# Task instructions
Only the number is needed: how many lines in the entries below contain the string "content"?

(Interface dataset entries)
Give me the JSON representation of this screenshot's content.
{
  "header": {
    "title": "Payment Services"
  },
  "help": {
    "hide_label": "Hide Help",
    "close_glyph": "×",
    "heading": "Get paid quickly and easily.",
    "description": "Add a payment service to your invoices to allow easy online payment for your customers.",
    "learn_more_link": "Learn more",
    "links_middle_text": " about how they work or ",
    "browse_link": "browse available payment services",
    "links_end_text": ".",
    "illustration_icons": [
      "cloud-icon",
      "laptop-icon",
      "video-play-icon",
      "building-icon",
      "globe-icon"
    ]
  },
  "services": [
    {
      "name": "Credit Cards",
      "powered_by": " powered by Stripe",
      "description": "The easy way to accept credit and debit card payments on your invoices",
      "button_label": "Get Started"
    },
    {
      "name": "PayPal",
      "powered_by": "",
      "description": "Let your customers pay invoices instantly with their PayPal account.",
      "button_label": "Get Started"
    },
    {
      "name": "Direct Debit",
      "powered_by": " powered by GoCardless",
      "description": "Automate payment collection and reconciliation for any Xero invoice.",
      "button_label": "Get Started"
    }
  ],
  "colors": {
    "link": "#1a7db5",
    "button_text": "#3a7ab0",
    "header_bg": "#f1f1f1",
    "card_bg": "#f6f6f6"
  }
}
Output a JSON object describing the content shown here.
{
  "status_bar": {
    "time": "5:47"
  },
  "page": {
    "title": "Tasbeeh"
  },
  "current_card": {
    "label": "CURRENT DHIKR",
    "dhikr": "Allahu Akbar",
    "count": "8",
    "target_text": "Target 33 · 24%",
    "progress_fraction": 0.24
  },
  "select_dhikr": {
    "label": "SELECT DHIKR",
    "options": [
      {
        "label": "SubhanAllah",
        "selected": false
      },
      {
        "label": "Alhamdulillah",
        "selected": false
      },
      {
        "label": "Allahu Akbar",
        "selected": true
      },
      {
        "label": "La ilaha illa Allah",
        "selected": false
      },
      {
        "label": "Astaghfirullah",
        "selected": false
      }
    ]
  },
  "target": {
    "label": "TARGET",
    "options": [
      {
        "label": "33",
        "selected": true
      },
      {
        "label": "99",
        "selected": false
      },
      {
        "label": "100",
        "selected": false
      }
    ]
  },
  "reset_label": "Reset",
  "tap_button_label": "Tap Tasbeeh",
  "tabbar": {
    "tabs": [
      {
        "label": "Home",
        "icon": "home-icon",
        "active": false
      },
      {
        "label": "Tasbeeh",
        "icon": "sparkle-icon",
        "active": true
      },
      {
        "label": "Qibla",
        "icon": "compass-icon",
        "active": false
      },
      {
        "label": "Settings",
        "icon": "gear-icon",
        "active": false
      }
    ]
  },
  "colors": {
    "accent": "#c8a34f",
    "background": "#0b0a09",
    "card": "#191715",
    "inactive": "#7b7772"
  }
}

# Answer below
2